Submitted to: Meeting Abstract
Publication Type: Abstract Only
Publication Acceptance Date: 5/29/1998
Publication Date: N/A
Citation: N/A Interpretive Summary:
Technical Abstract: Recent developments in the characterization of microbial genomes by molecular genetic methods have radically changed our perception of the diversity of microorganisms and their evolutionary relationships. These new developments bring many opportunities for culture collections. Foremost is the possibility to accurately identify the cultures maintained, many of which were named on the basis of phenotypic characters. Classification of species using a system based on molecular phylogeny brings with it the capability for predicting which species have a particular biochemical property, thus enhancing the possibilities for biotechnological discoveries.

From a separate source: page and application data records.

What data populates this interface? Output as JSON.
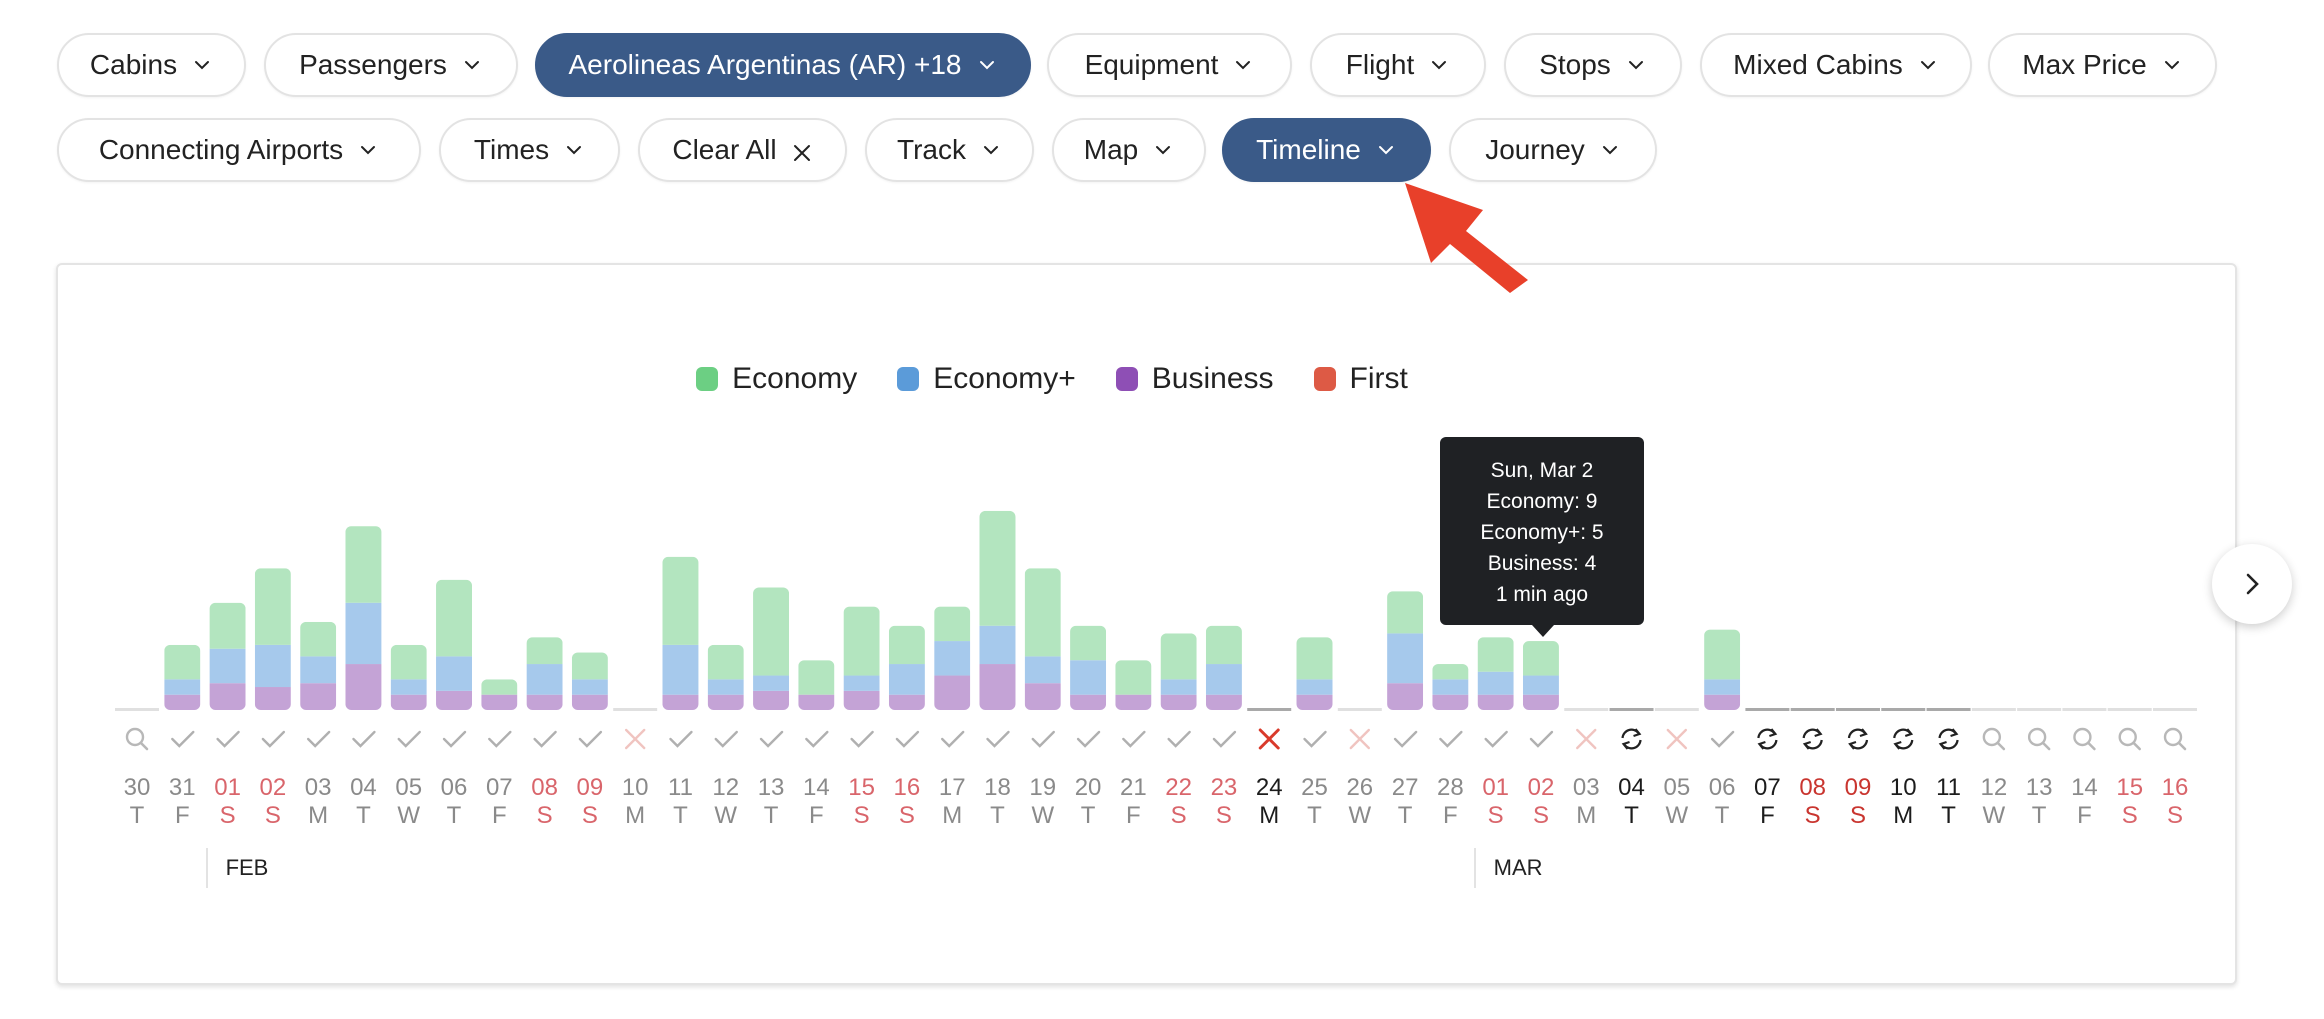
{
  "filters": {
    "row1": [
      {
        "label": "Cabins",
        "icon": "chevron-down-icon",
        "active": false
      },
      {
        "label": "Passengers",
        "icon": "chevron-down-icon",
        "active": false
      },
      {
        "label": "Aerolineas Argentinas (AR) +18",
        "icon": "chevron-down-icon",
        "active": true
      },
      {
        "label": "Equipment",
        "icon": "chevron-down-icon",
        "active": false
      },
      {
        "label": "Flight",
        "icon": "chevron-down-icon",
        "active": false
      },
      {
        "label": "Stops",
        "icon": "chevron-down-icon",
        "active": false
      },
      {
        "label": "Mixed Cabins",
        "icon": "chevron-down-icon",
        "active": false
      },
      {
        "label": "Max Price",
        "icon": "chevron-down-icon",
        "active": false
      }
    ],
    "row2": [
      {
        "label": "Connecting Airports",
        "icon": "chevron-down-icon",
        "active": false
      },
      {
        "label": "Times",
        "icon": "chevron-down-icon",
        "active": false
      },
      {
        "label": "Clear All",
        "icon": "close-icon",
        "active": false
      },
      {
        "label": "Track",
        "icon": "chevron-down-icon",
        "active": false
      },
      {
        "label": "Map",
        "icon": "chevron-down-icon",
        "active": false
      },
      {
        "label": "Timeline",
        "icon": "chevron-down-icon",
        "active": true
      },
      {
        "label": "Journey",
        "icon": "chevron-down-icon",
        "active": false
      }
    ]
  },
  "colors": {
    "active_chip": "#3a5a88",
    "economy": "#6ccf83",
    "economy_plus": "#5b9bd9",
    "business": "#8e4fb5",
    "first": "#dd5a45",
    "weekend": "#d9535a",
    "annotation_arrow": "#e8402a"
  },
  "tooltip": {
    "title": "Sun, Mar 2",
    "lines": [
      "Economy: 9",
      "Economy+: 5",
      "Business: 4"
    ],
    "updated": "1 min ago"
  },
  "months": [
    {
      "label": "FEB",
      "start_index": 2
    },
    {
      "label": "MAR",
      "start_index": 30
    }
  ],
  "chart_data": {
    "type": "bar",
    "stacked": true,
    "title": "",
    "legend": [
      "Economy",
      "Economy+",
      "Business",
      "First"
    ],
    "legend_position": "top-center",
    "highlighted_index": 32,
    "categories": [
      "30",
      "31",
      "01",
      "02",
      "03",
      "04",
      "05",
      "06",
      "07",
      "08",
      "09",
      "10",
      "11",
      "12",
      "13",
      "14",
      "15",
      "16",
      "17",
      "18",
      "19",
      "20",
      "21",
      "22",
      "23",
      "24",
      "25",
      "26",
      "27",
      "28",
      "01",
      "02",
      "03",
      "04",
      "05",
      "06",
      "07",
      "08",
      "09",
      "10",
      "11",
      "12",
      "13",
      "14",
      "15",
      "16"
    ],
    "weekdays": [
      "T",
      "F",
      "S",
      "S",
      "M",
      "T",
      "W",
      "T",
      "F",
      "S",
      "S",
      "M",
      "T",
      "W",
      "T",
      "F",
      "S",
      "S",
      "M",
      "T",
      "W",
      "T",
      "F",
      "S",
      "S",
      "M",
      "T",
      "W",
      "T",
      "F",
      "S",
      "S",
      "M",
      "T",
      "W",
      "T",
      "F",
      "S",
      "S",
      "M",
      "T",
      "W",
      "T",
      "F",
      "S",
      "S"
    ],
    "status": [
      "search",
      "check",
      "check",
      "check",
      "check",
      "check",
      "check",
      "check",
      "check",
      "check",
      "check",
      "cross-faint",
      "check",
      "check",
      "check",
      "check",
      "check",
      "check",
      "check",
      "check",
      "check",
      "check",
      "check",
      "check",
      "check",
      "cross",
      "check",
      "cross-faint",
      "check",
      "check",
      "check",
      "check",
      "cross-faint",
      "refresh",
      "cross-faint",
      "check",
      "refresh",
      "refresh",
      "refresh",
      "refresh",
      "refresh",
      "search",
      "search",
      "search",
      "search",
      "search"
    ],
    "label_style": [
      "muted",
      "muted",
      "weekend",
      "weekend",
      "muted",
      "muted",
      "muted",
      "muted",
      "muted",
      "weekend",
      "weekend",
      "muted",
      "muted",
      "muted",
      "muted",
      "muted",
      "weekend",
      "weekend",
      "muted",
      "muted",
      "muted",
      "muted",
      "muted",
      "weekend",
      "weekend",
      "dark",
      "muted",
      "muted",
      "muted",
      "muted",
      "weekend",
      "weekend",
      "muted",
      "dark",
      "muted",
      "muted",
      "dark",
      "weekend-dark",
      "weekend-dark",
      "dark",
      "dark",
      "muted",
      "muted",
      "muted",
      "weekend",
      "weekend"
    ],
    "series": [
      {
        "name": "Business",
        "values": [
          0,
          4,
          7,
          6,
          7,
          12,
          4,
          5,
          4,
          4,
          4,
          0,
          4,
          4,
          5,
          4,
          5,
          4,
          9,
          12,
          7,
          4,
          4,
          4,
          4,
          0,
          4,
          0,
          7,
          4,
          4,
          4,
          0,
          0,
          0,
          4,
          0,
          0,
          0,
          0,
          0,
          0,
          0,
          0,
          0,
          0
        ]
      },
      {
        "name": "Economy+",
        "values": [
          0,
          4,
          9,
          11,
          7,
          16,
          4,
          9,
          0,
          8,
          4,
          0,
          13,
          4,
          4,
          0,
          4,
          8,
          9,
          10,
          7,
          9,
          0,
          4,
          8,
          0,
          4,
          0,
          13,
          4,
          6,
          5,
          0,
          0,
          0,
          4,
          0,
          0,
          0,
          0,
          0,
          0,
          0,
          0,
          0,
          0
        ]
      },
      {
        "name": "Economy",
        "values": [
          0,
          9,
          12,
          20,
          9,
          20,
          9,
          20,
          4,
          7,
          7,
          0,
          23,
          9,
          23,
          9,
          18,
          10,
          9,
          30,
          23,
          9,
          9,
          12,
          10,
          0,
          11,
          0,
          11,
          4,
          9,
          9,
          0,
          0,
          0,
          13,
          0,
          0,
          0,
          0,
          0,
          0,
          0,
          0,
          0,
          0
        ]
      },
      {
        "name": "First",
        "values": [
          0,
          0,
          0,
          0,
          0,
          0,
          0,
          0,
          0,
          0,
          0,
          0,
          0,
          0,
          0,
          0,
          0,
          0,
          0,
          0,
          0,
          0,
          0,
          0,
          0,
          0,
          0,
          0,
          0,
          0,
          0,
          0,
          0,
          0,
          0,
          0,
          0,
          0,
          0,
          0,
          0,
          0,
          0,
          0,
          0,
          0
        ]
      }
    ],
    "xlabel": "",
    "ylabel": "",
    "grid": false
  },
  "legend_labels": [
    "Economy",
    "Economy+",
    "Business",
    "First"
  ],
  "next_button": {
    "icon": "chevron-right-icon"
  }
}
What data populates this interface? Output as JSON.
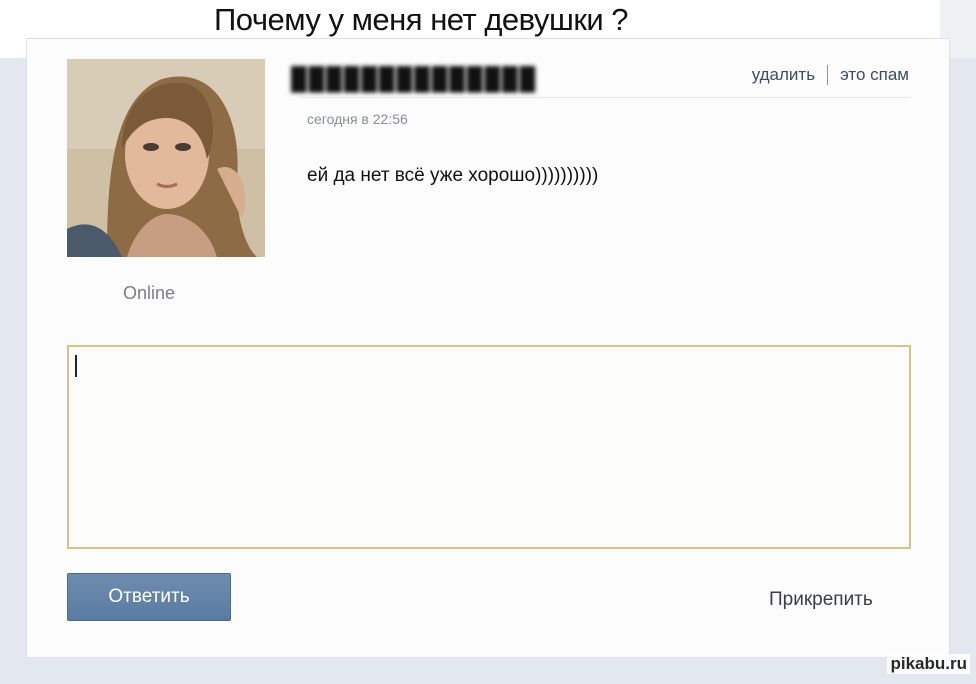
{
  "meme_title": "Почему у меня нет девушки ?",
  "author": {
    "name": "██████████████",
    "status": "Online",
    "avatar": "avatar-photo"
  },
  "message": {
    "timestamp": "сегодня в 22:56",
    "text": "ей да нет всё уже хорошо))))))))))"
  },
  "actions": {
    "delete_label": "удалить",
    "spam_label": "это спам"
  },
  "reply": {
    "value": "",
    "placeholder": "",
    "submit_label": "Ответить",
    "attach_label": "Прикрепить"
  },
  "watermark": "pikabu.ru",
  "colors": {
    "button": "#5f80a6",
    "input_border": "#d8c28a",
    "panel_bg": "#e3e8ee"
  }
}
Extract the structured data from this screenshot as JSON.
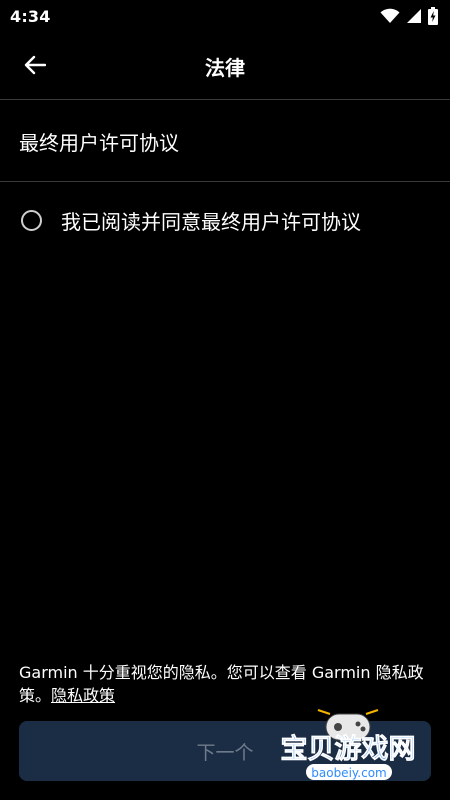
{
  "status_bar": {
    "time": "4:34",
    "icons": [
      "wifi-icon",
      "signal-icon",
      "battery-charging-icon"
    ]
  },
  "appbar": {
    "title": "法律",
    "back_icon": "arrow-left-icon"
  },
  "eula_item": {
    "label": "最终用户许可协议"
  },
  "agreement": {
    "label": "我已阅读并同意最终用户许可协议",
    "checked": false
  },
  "privacy_notice": {
    "text": "Garmin 十分重视您的隐私。您可以查看 Garmin 隐私政策。",
    "link": "隐私政策"
  },
  "next_button": {
    "label": "下一个",
    "enabled": false
  },
  "watermark": {
    "title": "宝贝游戏网",
    "url": "baobeiy.com"
  },
  "colors": {
    "background": "#000000",
    "divider": "#3a3a3a",
    "button_bg": "#1b2d45",
    "button_text_disabled": "#6f7b8a",
    "watermark_text": "#2f8cff"
  }
}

The number of new microorganisms being recognized from molecular comparisons is increasing rapidly, but the opportunities to advantageously utilize these novel isolates in medicine, agriculture, and industry will be lost unless they are properly maintained. .Consequently, researchers must deposit their new strains in internationally recognized culture collections where this germplasm will be available to other scientists. To do otherwise is to squander the funding that supported the research. Culture deposits will become universal only if journal editors insist that this must be done as a condition for publication. This is no different than the requirement that novel nucleic acid sequences be deposited in GenBank or EMBL. The advantages to science and technology can be demonstrated by the example of the polymerase chain reaction (PCR). How rapidly would this remarkable technology have developed without the availability of Thermus aquaticus in a culture collection?